Kahlenberg continued: We have to take our study one step further,and we're in the midst of doing that right now. We need to go back tothe clinical data base, and look at survival and disease-free survivalof these 58 patients. With that information in hand, see what theirp53 status was, and just as importantly, their genomic instabilityscores. See if those have any correlation whatsoever, with the ideathat the genomic instability value may have independent prognosticsignificance, as well as the p53 status."

That work in progress may have a pharmaceutical spin-off.

"There are a group of chemotherapeutic drugs," Kahlenberg noted,whose main function is to affect the cell cycle. We know that p53-mutated tumors sometimes have more chemoresistance. So the issueis going to be: Is it because their p53 mutated? Because such tumorshave a certain degree of genomic instability, and therefore are lesssensitive or more resistant to these anti-cancer drugs.

"That," he concluded, "could be the next step _ for an interestedgroup to go ahead and see if this genomic instability value has anyprognostic significance with chemotherapeutics." n

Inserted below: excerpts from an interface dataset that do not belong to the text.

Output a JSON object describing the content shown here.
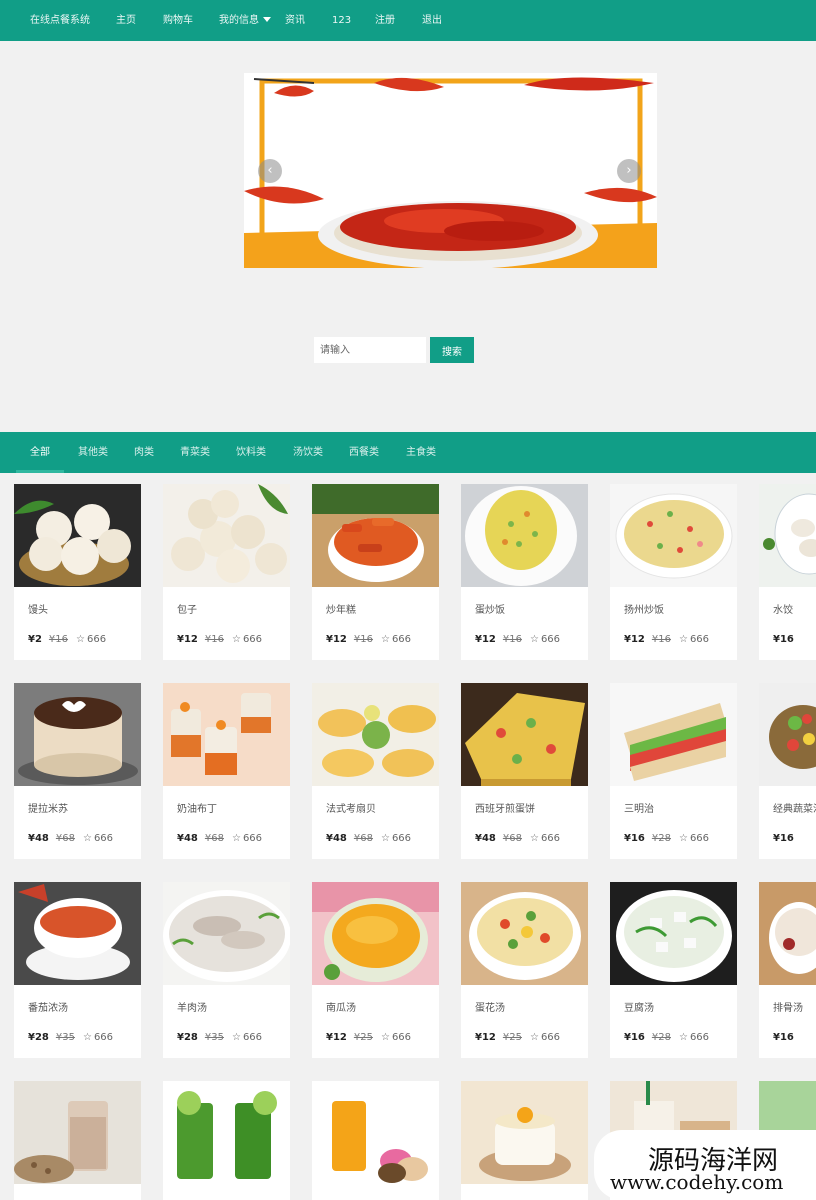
{
  "nav": {
    "brand": "在线点餐系统",
    "home": "主页",
    "cart": "购物车",
    "my_info": "我的信息",
    "news": "资讯",
    "user": "123",
    "register": "注册",
    "logout": "退出"
  },
  "search": {
    "placeholder": "请输入",
    "button": "搜索"
  },
  "categories": [
    "全部",
    "其他类",
    "肉类",
    "青菜类",
    "饮料类",
    "汤饮类",
    "西餐类",
    "主食类"
  ],
  "active_category": "全部",
  "foods": [
    {
      "name": "馒头",
      "price": "¥2",
      "old_price": "¥16",
      "likes": "666"
    },
    {
      "name": "包子",
      "price": "¥12",
      "old_price": "¥16",
      "likes": "666"
    },
    {
      "name": "炒年糕",
      "price": "¥12",
      "old_price": "¥16",
      "likes": "666"
    },
    {
      "name": "蛋炒饭",
      "price": "¥12",
      "old_price": "¥16",
      "likes": "666"
    },
    {
      "name": "扬州炒饭",
      "price": "¥12",
      "old_price": "¥16",
      "likes": "666"
    },
    {
      "name": "水饺",
      "price": "¥16",
      "old_price": "",
      "likes": ""
    },
    {
      "name": "提拉米苏",
      "price": "¥48",
      "old_price": "¥68",
      "likes": "666"
    },
    {
      "name": "奶油布丁",
      "price": "¥48",
      "old_price": "¥68",
      "likes": "666"
    },
    {
      "name": "法式考扇贝",
      "price": "¥48",
      "old_price": "¥68",
      "likes": "666"
    },
    {
      "name": "西班牙煎蛋饼",
      "price": "¥48",
      "old_price": "¥68",
      "likes": "666"
    },
    {
      "name": "三明治",
      "price": "¥16",
      "old_price": "¥28",
      "likes": "666"
    },
    {
      "name": "经典蔬菜沙",
      "price": "¥16",
      "old_price": "",
      "likes": ""
    },
    {
      "name": "番茄浓汤",
      "price": "¥28",
      "old_price": "¥35",
      "likes": "666"
    },
    {
      "name": "羊肉汤",
      "price": "¥28",
      "old_price": "¥35",
      "likes": "666"
    },
    {
      "name": "南瓜汤",
      "price": "¥12",
      "old_price": "¥25",
      "likes": "666"
    },
    {
      "name": "蛋花汤",
      "price": "¥12",
      "old_price": "¥25",
      "likes": "666"
    },
    {
      "name": "豆腐汤",
      "price": "¥16",
      "old_price": "¥28",
      "likes": "666"
    },
    {
      "name": "排骨汤",
      "price": "¥16",
      "old_price": "",
      "likes": ""
    }
  ],
  "watermark": {
    "name": "源码海洋网",
    "url": "www.codehy.com"
  },
  "colors": {
    "primary": "#119e87",
    "background": "#f1f1f1"
  }
}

-- David N. Leff Science Editor

(c) 1997 American Health Consultants. All rights reserved.